**Task to complete**: From the entries below, copy every line that has the word "this".
====== Entries supplied
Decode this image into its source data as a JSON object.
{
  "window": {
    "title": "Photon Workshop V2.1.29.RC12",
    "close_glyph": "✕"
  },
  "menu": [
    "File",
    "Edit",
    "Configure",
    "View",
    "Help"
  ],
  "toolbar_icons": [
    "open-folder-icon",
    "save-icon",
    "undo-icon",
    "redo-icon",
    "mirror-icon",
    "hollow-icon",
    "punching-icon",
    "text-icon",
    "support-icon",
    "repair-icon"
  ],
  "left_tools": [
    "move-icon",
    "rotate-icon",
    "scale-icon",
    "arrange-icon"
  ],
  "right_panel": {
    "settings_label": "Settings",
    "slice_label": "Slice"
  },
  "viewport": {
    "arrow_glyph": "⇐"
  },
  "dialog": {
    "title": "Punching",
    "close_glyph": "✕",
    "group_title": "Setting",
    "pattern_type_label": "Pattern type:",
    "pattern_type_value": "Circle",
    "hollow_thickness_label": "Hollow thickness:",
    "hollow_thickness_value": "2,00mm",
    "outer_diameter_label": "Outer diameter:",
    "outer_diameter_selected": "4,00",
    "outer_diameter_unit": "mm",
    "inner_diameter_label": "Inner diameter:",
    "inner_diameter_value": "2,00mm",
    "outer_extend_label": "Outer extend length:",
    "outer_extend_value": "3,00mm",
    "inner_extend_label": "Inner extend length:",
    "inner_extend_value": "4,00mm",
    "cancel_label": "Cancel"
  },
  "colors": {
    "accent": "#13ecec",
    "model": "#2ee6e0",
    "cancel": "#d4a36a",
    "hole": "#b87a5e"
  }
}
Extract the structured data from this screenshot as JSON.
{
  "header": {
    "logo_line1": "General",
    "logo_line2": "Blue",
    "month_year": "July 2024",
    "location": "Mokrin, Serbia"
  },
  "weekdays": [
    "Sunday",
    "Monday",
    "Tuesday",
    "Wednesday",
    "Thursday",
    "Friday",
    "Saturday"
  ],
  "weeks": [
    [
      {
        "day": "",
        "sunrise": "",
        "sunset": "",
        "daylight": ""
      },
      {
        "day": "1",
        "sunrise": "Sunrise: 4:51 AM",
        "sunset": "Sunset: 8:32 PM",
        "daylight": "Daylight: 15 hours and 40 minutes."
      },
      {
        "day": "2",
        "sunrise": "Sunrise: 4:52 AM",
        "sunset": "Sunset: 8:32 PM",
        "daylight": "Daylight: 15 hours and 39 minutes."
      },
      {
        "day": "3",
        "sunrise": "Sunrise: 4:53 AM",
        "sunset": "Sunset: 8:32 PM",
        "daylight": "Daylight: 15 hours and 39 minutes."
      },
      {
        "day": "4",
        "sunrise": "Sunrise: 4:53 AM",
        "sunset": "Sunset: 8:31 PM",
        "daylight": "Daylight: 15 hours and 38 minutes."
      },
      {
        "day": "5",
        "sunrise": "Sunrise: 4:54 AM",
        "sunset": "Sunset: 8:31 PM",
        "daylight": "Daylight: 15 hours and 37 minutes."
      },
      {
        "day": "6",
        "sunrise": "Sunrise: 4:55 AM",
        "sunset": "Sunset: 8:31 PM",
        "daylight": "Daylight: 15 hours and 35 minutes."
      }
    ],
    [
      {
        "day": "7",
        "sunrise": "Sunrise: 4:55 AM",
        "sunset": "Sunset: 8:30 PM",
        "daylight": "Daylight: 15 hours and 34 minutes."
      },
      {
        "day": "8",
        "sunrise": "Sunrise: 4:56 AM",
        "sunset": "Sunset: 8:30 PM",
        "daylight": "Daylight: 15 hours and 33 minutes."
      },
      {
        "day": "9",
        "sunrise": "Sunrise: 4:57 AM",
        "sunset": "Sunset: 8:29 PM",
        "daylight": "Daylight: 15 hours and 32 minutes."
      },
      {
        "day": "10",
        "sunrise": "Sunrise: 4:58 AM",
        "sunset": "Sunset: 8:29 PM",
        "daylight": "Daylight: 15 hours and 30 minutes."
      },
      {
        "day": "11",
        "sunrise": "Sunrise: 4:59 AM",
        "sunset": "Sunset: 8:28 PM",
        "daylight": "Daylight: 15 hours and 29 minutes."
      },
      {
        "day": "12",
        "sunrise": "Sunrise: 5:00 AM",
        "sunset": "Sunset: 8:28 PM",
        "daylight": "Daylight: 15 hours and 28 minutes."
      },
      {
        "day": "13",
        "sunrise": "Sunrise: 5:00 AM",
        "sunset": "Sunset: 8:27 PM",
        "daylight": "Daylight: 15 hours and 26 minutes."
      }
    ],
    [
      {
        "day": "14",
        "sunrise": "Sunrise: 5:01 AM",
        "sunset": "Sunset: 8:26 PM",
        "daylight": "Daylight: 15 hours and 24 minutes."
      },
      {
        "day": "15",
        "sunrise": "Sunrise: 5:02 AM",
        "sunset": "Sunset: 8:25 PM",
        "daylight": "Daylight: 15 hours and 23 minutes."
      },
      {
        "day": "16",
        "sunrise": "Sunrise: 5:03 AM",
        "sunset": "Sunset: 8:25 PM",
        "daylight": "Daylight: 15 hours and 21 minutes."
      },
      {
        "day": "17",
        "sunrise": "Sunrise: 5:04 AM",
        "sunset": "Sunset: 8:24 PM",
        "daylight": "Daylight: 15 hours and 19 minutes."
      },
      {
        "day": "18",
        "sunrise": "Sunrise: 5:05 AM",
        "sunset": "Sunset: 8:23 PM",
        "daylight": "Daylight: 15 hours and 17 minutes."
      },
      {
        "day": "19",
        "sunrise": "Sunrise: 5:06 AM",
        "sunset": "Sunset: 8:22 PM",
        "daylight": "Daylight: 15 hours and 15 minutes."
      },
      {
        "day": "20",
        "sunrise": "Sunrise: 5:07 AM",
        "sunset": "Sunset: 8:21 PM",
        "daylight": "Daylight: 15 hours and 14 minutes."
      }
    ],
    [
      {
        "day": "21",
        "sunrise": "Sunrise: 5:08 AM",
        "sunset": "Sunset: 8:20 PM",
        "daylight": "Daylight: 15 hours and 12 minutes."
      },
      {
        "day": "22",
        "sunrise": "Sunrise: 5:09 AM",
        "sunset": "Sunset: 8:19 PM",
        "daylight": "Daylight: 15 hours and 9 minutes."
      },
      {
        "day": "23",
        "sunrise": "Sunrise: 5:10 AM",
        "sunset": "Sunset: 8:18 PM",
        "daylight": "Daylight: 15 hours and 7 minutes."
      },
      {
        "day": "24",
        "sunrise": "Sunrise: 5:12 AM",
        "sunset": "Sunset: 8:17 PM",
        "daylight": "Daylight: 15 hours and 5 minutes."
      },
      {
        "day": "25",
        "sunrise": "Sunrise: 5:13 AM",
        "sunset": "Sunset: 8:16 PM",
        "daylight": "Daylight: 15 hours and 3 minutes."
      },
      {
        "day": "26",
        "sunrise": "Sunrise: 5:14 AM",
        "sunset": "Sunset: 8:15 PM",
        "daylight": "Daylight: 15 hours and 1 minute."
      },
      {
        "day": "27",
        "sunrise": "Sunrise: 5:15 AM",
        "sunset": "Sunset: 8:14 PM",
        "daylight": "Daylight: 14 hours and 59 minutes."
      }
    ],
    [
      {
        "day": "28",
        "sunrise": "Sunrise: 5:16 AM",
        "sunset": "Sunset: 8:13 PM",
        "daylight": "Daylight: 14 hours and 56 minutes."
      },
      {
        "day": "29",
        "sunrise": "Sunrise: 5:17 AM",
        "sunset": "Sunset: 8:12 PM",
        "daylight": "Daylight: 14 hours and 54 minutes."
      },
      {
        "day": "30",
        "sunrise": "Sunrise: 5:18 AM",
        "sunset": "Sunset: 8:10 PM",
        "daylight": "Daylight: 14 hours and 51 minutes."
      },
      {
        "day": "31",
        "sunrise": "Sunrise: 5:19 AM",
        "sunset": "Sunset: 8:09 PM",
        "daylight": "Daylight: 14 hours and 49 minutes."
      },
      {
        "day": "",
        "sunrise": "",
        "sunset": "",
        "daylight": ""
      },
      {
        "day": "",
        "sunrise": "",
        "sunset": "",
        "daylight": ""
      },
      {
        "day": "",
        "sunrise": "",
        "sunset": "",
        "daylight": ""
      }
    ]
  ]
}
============
**Exercise output**:
Decode this image into its source data as a JSON object.
Extract the structured data from this screenshot as JSON.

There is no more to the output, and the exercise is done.